Greece’s fiscal collapse is still fresh in the mind. For Japan, which is encumbered with debt worth more than twice its GDP, the situation in Greece cannot be shrugged off as being someone’s else’s problem. However, the cases of countries such as Sweden and Canada, which have succeeded in fiscal reconstruction without experiencing a crisis, are less well known. In both these countries, a success factor was that they worked hard to reduce social security spending and built in a mechanism for reducing expenditure. We also needs to be willing to build a mechanism for cutting expenditure into the Japanese government.
1. Enact a Fiscal Reconstruction Act, Set Clear Numerical Targets for Fiscal Reconstruction, and State a Commitment to Improving the Health of the Country’s Total Balance Sheet
Fiscal reconstruction is unpopular with the public and brings pain with it. It can be said to be one of the topics that politicians facing elections wish to avoid. Therefore, to ensure that fiscal reconstruction is not delayed, it would be effective to establish a “Fiscal Reconstruction Act.” The act would include clear numerical targets for expenditure reductions and state that the government has an obligation to achieve them. It should also include provisions for compulsory expenditure reductions if the government fails to meet the targets. For example, a “GDP gap system” could be introduced whereby maximum expenditure or social security expenses move in line with GDP.
The act should not only include profit-and-loss side provisions, i.e. provisions for maintaining a balance between tax revenue and expenditure, it should also include provisions concerning the balance sheet. It would need to articulate a commitment to improving the soundness of the national balance sheet as a whole, which includes not only tax but also payments such as pension contributions and insurance premiums collected from citizens.
2. Concentrate the Authority to Allocate Budgets in the Prime Minister’S Office: Top-Down Expenditure Reduction
Under the current system, the Ministry of Finance is responsible for screening budgets. To facilitate bolder and more balanced budget formulation, a body for budget formulation needs to be established within the prime minister’s office. It will be necessary to eliminate resistance from ministries and agencies vying for funds and explain to the public the need to increase revenue and cut expenditure.
3. Provide Incentives to Ministries and Agencies to Reduce Expenditure: Bottom-Up Expenditure Reduction
Bureaucrats tend to do their utmost to secure budgets and express heavy resistance to reducing them. This problem is rooted in the system for public servants. Bureaucrats who increase their organi

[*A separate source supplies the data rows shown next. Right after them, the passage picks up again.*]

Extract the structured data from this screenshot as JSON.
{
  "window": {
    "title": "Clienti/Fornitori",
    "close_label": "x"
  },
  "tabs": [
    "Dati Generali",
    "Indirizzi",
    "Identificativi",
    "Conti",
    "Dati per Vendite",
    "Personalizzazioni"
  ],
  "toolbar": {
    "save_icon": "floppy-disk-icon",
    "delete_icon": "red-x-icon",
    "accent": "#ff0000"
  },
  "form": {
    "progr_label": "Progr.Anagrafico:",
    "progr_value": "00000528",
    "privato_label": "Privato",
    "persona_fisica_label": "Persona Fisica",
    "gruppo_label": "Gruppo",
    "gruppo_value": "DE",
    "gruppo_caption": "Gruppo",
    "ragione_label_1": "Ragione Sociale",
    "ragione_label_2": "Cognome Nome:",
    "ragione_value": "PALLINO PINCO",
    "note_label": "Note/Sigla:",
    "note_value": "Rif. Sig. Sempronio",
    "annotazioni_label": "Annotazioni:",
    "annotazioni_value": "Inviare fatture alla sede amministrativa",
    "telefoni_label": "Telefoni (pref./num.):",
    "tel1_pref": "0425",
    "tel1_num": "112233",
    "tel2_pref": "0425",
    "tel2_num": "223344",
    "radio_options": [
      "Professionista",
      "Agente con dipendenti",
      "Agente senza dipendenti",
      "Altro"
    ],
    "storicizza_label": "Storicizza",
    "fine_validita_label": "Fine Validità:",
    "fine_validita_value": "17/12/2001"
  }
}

zation’s budget and the work it performs earn praise, win promotions, and become vice-ministers. This cycle needs to be reversed. An organizational reform needs to be implemented in which an incentive system is introduced bureaucrats who reduce their budgets and work are. A project screening mechanism should be established as an internal process for reviewing government projects by ministries and agencies, and a PDCA cycle for the budget should be incorporated into it, with the results being clearly reflected in the formulation of budgets for the next and subsequent fiscal years.
4. Scrap the System of Local Allocation Tax Grants and make Consumption Tax a Source of Funds for Local Governments. Revamp the System to Make Local Governments Compete with Each Other to Increase Revenue and Reduce Expenditure
At present, local governments received approximately 17 trillion yen in local allocation tax from the national government. To give each local government the incentive and freedom to increase revenue and reduce expenditure, one idea is to scrap the current local allocation tax system, make consumption tax a local tax, and give local governments taxation autonomy. The key point is to have local governments come up with ideas and make efforts to boost tax revenue and cut expenditure. Fukuoka City is endeavoring to increase tax revenue by invigorating its economy. For example, it is providing assistance to entrepreneurs. Meanwhile, Chiba City is reducing expenditure by boldly reforming its subsidy schemes. Under the current system, the heads of local governments are given too little freedom. Their motivation to come up with fresh ideas and work hard is being eroded. If the leaders of prefectures and municipalities become more like corporate executives, take risks, and strive to invigorate their regions, this will increase revenue for Japan as a whole and improve the fiscal situation.